H. R. 674
IN THE HOUSE OF REPRESENTATIVES
February 13, 2013
Mr. Sablan (for himself, Mr. Grijalva, Ms. Bordallo, Mrs. Napolitano, Mr. Young of Alaska, and Mr. Markey) introduced the following bill; which was referred to the Committee on Natural Resources
To authorize the Secretary of the Interior to study the suitability and feasibility of designating prehistoric, historic, and limestone forest sites on Rota, Commonwealth of the Northern Mariana Islands, as a unit of the National Park System.
Short title; findings
This Act may be cited
Rota Cultural and Natural
Resources Study Act
Congress finds as follows:
The island of Rota was the only major island in the Mariana Islands to be spared the destruction and large scale land use changes brought about by World War II.
The island of Rota has been described by professional archeologists as having the most numerous, most intact, and generally the most unique prehistoric sites of any of the islands of the Mariana Archipelago.
The island of Rota contains remaining examples of what is known as the Latte Phase of the cultural tradition of the indigenous Chamorro people of the Mariana Islands. Latte stone houses are remnants of the ancient Chamorro culture.
Four prehistoric sites are listed on the National Register of Historic Places: Monchon Archeological District (also known locally as Monchon Latte Stone Village), Taga Latte Stone Quarry, the Dugi Archeological Site that contains latte stone structures, and the Chugai Pictograph Cave that contains examples of ancient Chamorro rock art. Alaguan Bay Ancient Village is another latte stone prehistoric site that is surrounded by tall-canopy limestone forest.
In addition to prehistoric sites, the island of Rota boasts historic sites remaining from the Japanese period (1914–1945). Several of these sites are on the National Register of Historic Places: Nanyo Kohatsu Kabushiki Kaisha Sugar Mill, Japanese Coastal Defense Gun, and the Japanese Hospital.
The island of Rota’s natural resources are significant because of the extent and intact condition of its native limestone forest that provides habitat for several federally endangered listed species, the Mariana crow, and the Rota bridled white-eye birds, that are also native to the island of Rota. Three endangered plant species are also found on Rota and two are endemic to the island.
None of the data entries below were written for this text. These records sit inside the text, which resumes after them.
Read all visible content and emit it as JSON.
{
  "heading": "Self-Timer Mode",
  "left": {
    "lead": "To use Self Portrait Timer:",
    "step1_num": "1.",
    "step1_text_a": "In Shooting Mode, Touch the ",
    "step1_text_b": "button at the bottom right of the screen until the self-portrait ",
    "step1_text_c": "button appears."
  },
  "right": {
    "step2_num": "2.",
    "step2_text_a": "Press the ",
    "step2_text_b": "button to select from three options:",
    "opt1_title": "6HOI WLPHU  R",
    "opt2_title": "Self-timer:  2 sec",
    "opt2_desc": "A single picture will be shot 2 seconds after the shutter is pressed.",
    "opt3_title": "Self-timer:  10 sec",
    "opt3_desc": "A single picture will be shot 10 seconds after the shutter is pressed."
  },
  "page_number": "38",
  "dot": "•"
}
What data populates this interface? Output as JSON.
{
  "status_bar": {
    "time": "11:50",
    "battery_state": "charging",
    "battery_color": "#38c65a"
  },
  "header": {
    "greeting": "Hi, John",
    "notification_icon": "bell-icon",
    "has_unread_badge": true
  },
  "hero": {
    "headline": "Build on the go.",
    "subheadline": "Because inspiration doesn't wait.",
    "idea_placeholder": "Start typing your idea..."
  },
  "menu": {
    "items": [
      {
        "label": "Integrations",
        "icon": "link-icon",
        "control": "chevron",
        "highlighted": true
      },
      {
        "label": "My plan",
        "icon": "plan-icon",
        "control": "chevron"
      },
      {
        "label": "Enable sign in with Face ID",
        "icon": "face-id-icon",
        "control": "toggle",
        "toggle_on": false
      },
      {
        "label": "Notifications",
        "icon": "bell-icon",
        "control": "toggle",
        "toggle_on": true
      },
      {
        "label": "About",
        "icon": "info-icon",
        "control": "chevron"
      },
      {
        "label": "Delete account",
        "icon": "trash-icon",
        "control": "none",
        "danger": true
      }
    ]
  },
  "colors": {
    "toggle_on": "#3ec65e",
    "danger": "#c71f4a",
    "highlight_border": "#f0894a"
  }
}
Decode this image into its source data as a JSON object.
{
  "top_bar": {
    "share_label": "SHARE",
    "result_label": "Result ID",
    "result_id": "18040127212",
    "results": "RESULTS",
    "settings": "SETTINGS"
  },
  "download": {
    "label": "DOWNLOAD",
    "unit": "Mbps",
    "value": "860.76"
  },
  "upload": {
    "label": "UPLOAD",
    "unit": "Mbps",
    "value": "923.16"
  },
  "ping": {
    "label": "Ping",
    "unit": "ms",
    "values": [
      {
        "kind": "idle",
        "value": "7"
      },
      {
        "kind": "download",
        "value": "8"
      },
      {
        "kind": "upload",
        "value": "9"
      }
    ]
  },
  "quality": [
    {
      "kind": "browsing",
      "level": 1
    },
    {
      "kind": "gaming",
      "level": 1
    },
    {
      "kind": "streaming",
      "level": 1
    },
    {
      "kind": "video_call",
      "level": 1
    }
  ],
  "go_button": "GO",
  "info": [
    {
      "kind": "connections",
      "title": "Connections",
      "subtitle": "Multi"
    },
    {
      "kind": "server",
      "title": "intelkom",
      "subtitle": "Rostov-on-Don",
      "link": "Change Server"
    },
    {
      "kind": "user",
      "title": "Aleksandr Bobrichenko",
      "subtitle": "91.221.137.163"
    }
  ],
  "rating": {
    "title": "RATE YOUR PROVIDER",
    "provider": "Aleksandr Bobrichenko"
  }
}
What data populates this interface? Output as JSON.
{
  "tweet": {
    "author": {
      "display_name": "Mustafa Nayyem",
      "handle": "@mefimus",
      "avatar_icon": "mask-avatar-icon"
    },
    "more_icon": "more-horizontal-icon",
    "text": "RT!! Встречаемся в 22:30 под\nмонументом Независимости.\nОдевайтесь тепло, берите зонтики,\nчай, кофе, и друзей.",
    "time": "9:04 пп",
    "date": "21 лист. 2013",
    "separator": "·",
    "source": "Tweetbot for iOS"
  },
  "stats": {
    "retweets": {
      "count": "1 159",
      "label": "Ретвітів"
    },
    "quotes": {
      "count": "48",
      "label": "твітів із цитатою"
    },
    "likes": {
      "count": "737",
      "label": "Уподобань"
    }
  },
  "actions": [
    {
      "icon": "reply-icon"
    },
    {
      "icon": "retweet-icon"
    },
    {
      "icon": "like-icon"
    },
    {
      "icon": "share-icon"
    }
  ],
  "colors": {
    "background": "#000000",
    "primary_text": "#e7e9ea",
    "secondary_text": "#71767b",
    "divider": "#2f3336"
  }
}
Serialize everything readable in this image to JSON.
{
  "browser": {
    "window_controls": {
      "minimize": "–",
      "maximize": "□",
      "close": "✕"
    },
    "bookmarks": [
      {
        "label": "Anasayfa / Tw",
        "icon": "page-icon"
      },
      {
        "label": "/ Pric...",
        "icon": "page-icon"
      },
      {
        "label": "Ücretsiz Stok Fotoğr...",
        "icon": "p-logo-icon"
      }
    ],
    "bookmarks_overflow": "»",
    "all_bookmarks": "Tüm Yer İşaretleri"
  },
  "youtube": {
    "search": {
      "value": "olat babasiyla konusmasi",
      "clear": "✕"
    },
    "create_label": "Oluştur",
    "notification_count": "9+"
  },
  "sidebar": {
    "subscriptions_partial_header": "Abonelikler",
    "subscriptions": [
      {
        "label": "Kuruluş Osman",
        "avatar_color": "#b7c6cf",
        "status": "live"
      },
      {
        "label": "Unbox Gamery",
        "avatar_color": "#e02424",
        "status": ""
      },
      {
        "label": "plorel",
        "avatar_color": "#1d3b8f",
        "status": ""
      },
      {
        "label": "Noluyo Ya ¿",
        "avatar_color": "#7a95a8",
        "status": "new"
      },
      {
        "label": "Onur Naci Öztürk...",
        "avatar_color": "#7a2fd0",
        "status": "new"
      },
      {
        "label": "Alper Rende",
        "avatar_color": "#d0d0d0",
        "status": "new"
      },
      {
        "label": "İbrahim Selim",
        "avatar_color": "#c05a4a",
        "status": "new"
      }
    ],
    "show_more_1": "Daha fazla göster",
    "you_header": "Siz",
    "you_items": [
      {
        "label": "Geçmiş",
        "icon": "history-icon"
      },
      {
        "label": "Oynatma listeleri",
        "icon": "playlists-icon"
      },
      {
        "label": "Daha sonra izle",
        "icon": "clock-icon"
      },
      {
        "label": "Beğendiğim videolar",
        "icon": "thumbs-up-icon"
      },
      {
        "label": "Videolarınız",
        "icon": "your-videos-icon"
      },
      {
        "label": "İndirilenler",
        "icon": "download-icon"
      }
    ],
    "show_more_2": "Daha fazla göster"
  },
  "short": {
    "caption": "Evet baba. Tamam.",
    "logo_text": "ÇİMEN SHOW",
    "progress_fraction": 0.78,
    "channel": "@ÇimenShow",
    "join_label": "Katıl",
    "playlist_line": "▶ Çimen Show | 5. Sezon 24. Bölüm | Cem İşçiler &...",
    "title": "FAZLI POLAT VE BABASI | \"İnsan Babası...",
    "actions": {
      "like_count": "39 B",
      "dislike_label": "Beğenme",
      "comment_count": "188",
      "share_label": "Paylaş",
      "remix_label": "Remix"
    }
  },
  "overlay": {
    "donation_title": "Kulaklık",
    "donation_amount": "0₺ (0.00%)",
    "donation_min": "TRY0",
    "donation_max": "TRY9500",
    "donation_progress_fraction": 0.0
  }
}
Because of the significant cultural and natural resources listed above, on September 2005, the National Park Service, Pacific West Region, completed a preliminary resource assessment on the island of Rota, Commonwealth of the Northern Mariana Islands, which determined that the “establishment of a unit of the national park system appear[ed] to be the best way to ensure the long term protection of Rota’s most important cultural resources and its best examples of its native limestone forest.”.
NPS study of sites on the island of Rota, Commonwealth of the Northern Mariana Islands
The Secretary of the Interior shall—
carry out a study regarding the suitability and feasibility of designating prehistoric, historic, and limestone forest sites on the island of Rota, Commonwealth of the Northern Mariana Islands, as a unit of the National Park System; and
consider management alternatives for the island of Rota, Commonwealth of the Northern Mariana Islands.
Study Process and Completion
Submission of Study Results
Not later than 3 years after the date that funds are made available for this section, the Secretary shall submit to the Committee on Natural Resources of the House of Representatives and the Committee on Energy and Natural Resources of the Senate a report describing the results of the study.